*** Source material ***

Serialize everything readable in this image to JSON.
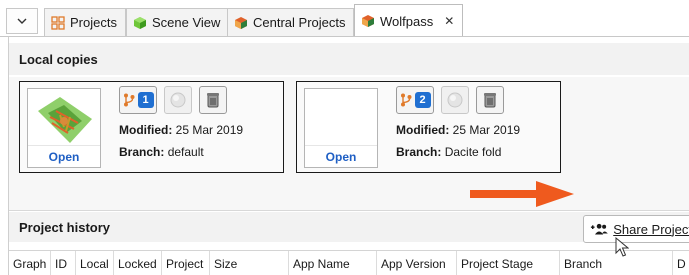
{
  "tabs": [
    {
      "label": "Projects",
      "icon": "grid-icon",
      "color": "#e07a2a"
    },
    {
      "label": "Scene View",
      "icon": "cube-icon",
      "color": "#5cb82b"
    },
    {
      "label": "Central Projects",
      "icon": "hex-logo-icon",
      "color": "#e0622a"
    },
    {
      "label": "Wolfpass",
      "icon": "hex-logo-icon",
      "color": "#e0622a",
      "active": true,
      "close": "✕"
    }
  ],
  "local_copies": {
    "title": "Local copies",
    "cards": [
      {
        "open_label": "Open",
        "branch_count": "1",
        "modified_label": "Modified:",
        "modified_value": "25 Mar 2019",
        "branch_label": "Branch:",
        "branch_value": "default",
        "has_thumbnail": true
      },
      {
        "open_label": "Open",
        "branch_count": "2",
        "modified_label": "Modified:",
        "modified_value": "25 Mar 2019",
        "branch_label": "Branch:",
        "branch_value": "Dacite fold",
        "has_thumbnail": false
      }
    ]
  },
  "history": {
    "title": "Project history",
    "share_label": "Share Project",
    "columns": [
      "Graph",
      "ID",
      "Local",
      "Locked",
      "Project",
      "Size",
      "App Name",
      "App Version",
      "Project Stage",
      "Branch",
      "D"
    ]
  },
  "colors": {
    "accent_blue": "#1f6fd1",
    "link_blue": "#1f5fc4",
    "arrow_orange": "#ef5a1e"
  }
}
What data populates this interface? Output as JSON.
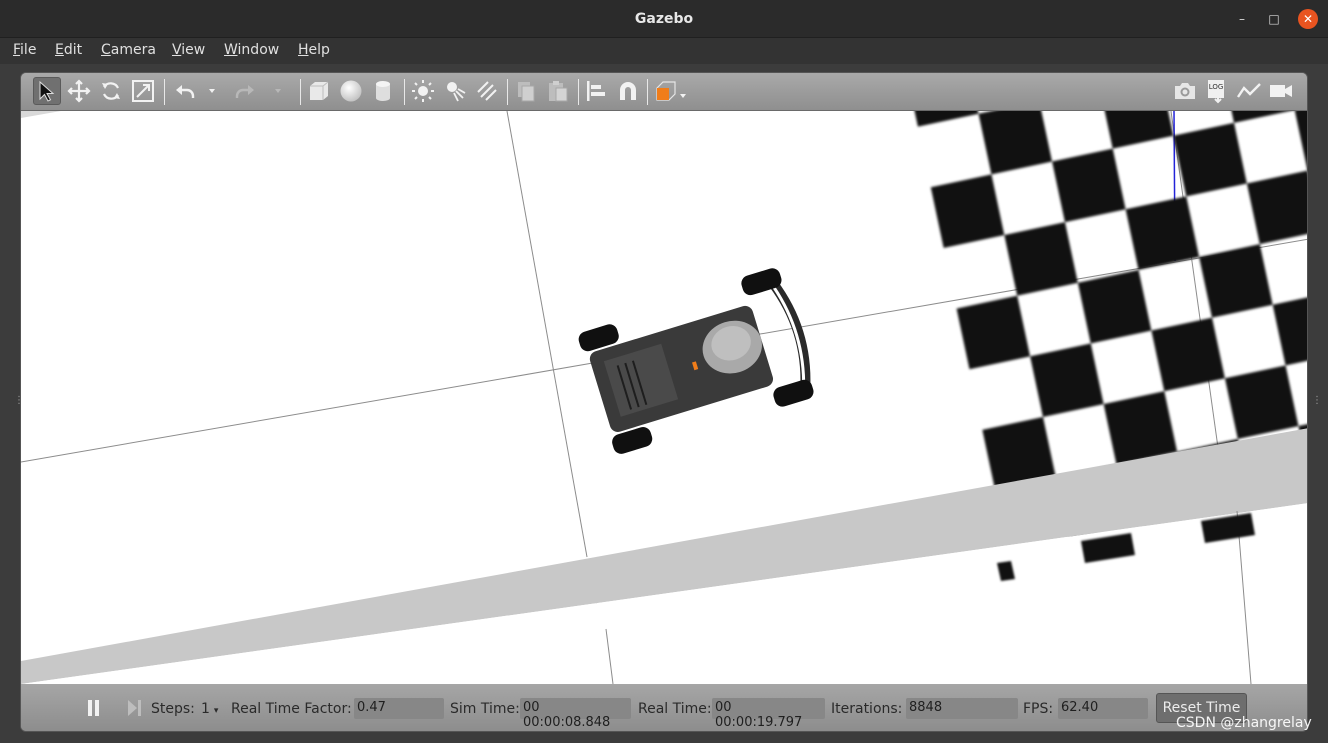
{
  "window": {
    "title": "Gazebo",
    "minimize": "–",
    "maximize": "□",
    "close": "✕"
  },
  "menu": [
    {
      "first": "F",
      "rest": "ile"
    },
    {
      "first": "E",
      "rest": "dit"
    },
    {
      "first": "C",
      "rest": "amera"
    },
    {
      "first": "V",
      "rest": "iew"
    },
    {
      "first": "W",
      "rest": "indow"
    },
    {
      "first": "H",
      "rest": "elp"
    }
  ],
  "toolbar": {
    "icons": [
      "select-icon",
      "translate-icon",
      "rotate-icon",
      "scale-icon",
      "undo-icon",
      "undo-dropdown-icon",
      "redo-icon",
      "redo-dropdown-icon",
      "box-icon",
      "sphere-icon",
      "cylinder-icon",
      "point-light-icon",
      "spot-light-icon",
      "directional-light-icon",
      "copy-icon",
      "paste-icon",
      "align-icon",
      "snap-icon",
      "view-angle-icon",
      "screenshot-icon",
      "log-icon",
      "plot-icon",
      "video-record-icon"
    ],
    "log_text": "LOG"
  },
  "colors": {
    "accent": "#e95420",
    "view_angle_orange": "#f07d1a",
    "toolbar": "#9a9a9a",
    "ground": "#ffffff",
    "ramp": "#c8c8c8"
  },
  "status": {
    "steps_label": "Steps:",
    "steps_value": "1",
    "rtf_label": "Real Time Factor:",
    "rtf_value": "0.47",
    "sim_time_label": "Sim Time:",
    "sim_time_value": "00 00:00:08.848",
    "real_time_label": "Real Time:",
    "real_time_value": "00 00:00:19.797",
    "iterations_label": "Iterations:",
    "iterations_value": "8848",
    "fps_label": "FPS:",
    "fps_value": "62.40",
    "reset_label": "Reset Time"
  },
  "watermark": "CSDN @zhangrelay"
}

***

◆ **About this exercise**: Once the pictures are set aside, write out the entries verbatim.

◆ **Exercise answer**:
Serialize everything readable in this image to JSON.
{
  "tabs": [
    {
      "label": "Projects",
      "icon": "grid-icon",
      "color": "#e07a2a"
    },
    {
      "label": "Scene View",
      "icon": "cube-icon",
      "color": "#5cb82b"
    },
    {
      "label": "Central Projects",
      "icon": "hex-logo-icon",
      "color": "#e0622a"
    },
    {
      "label": "Wolfpass",
      "icon": "hex-logo-icon",
      "color": "#e0622a",
      "active": true,
      "close": "✕"
    }
  ],
  "local_copies": {
    "title": "Local copies",
    "cards": [
      {
        "open_label": "Open",
        "branch_count": "1",
        "modified_label": "Modified:",
        "modified_value": "25 Mar 2019",
        "branch_label": "Branch:",
        "branch_value": "default",
        "has_thumbnail": true
      },
      {
        "open_label": "Open",
        "branch_count": "2",
        "modified_label": "Modified:",
        "modified_value": "25 Mar 2019",
        "branch_label": "Branch:",
        "branch_value": "Dacite fold",
        "has_thumbnail": false
      }
    ]
  },
  "history": {
    "title": "Project history",
    "share_label": "Share Project",
    "columns": [
      "Graph",
      "ID",
      "Local",
      "Locked",
      "Project",
      "Size",
      "App Name",
      "App Version",
      "Project Stage",
      "Branch",
      "D"
    ]
  },
  "colors": {
    "accent_blue": "#1f6fd1",
    "link_blue": "#1f5fc4",
    "arrow_orange": "#ef5a1e"
  }
}
What data populates this interface? Output as JSON.
{
  "window": {
    "title": "Gazebo",
    "minimize": "–",
    "maximize": "□",
    "close": "✕"
  },
  "menu": [
    {
      "first": "F",
      "rest": "ile"
    },
    {
      "first": "E",
      "rest": "dit"
    },
    {
      "first": "C",
      "rest": "amera"
    },
    {
      "first": "V",
      "rest": "iew"
    },
    {
      "first": "W",
      "rest": "indow"
    },
    {
      "first": "H",
      "rest": "elp"
    }
  ],
  "toolbar": {
    "icons": [
      "select-icon",
      "translate-icon",
      "rotate-icon",
      "scale-icon",
      "undo-icon",
      "undo-dropdown-icon",
      "redo-icon",
      "redo-dropdown-icon",
      "box-icon",
      "sphere-icon",
      "cylinder-icon",
      "point-light-icon",
      "spot-light-icon",
      "directional-light-icon",
      "copy-icon",
      "paste-icon",
      "align-icon",
      "snap-icon",
      "view-angle-icon",
      "screenshot-icon",
      "log-icon",
      "plot-icon",
      "video-record-icon"
    ],
    "log_text": "LOG"
  },
  "colors": {
    "accent": "#e95420",
    "view_angle_orange": "#f07d1a",
    "toolbar": "#9a9a9a",
    "ground": "#ffffff",
    "ramp": "#c8c8c8"
  },
  "status": {
    "steps_label": "Steps:",
    "steps_value": "1",
    "rtf_label": "Real Time Factor:",
    "rtf_value": "0.47",
    "sim_time_label": "Sim Time:",
    "sim_time_value": "00 00:00:08.848",
    "real_time_label": "Real Time:",
    "real_time_value": "00 00:00:19.797",
    "iterations_label": "Iterations:",
    "iterations_value": "8848",
    "fps_label": "FPS:",
    "fps_value": "62.40",
    "reset_label": "Reset Time"
  },
  "watermark": "CSDN @zhangrelay"
}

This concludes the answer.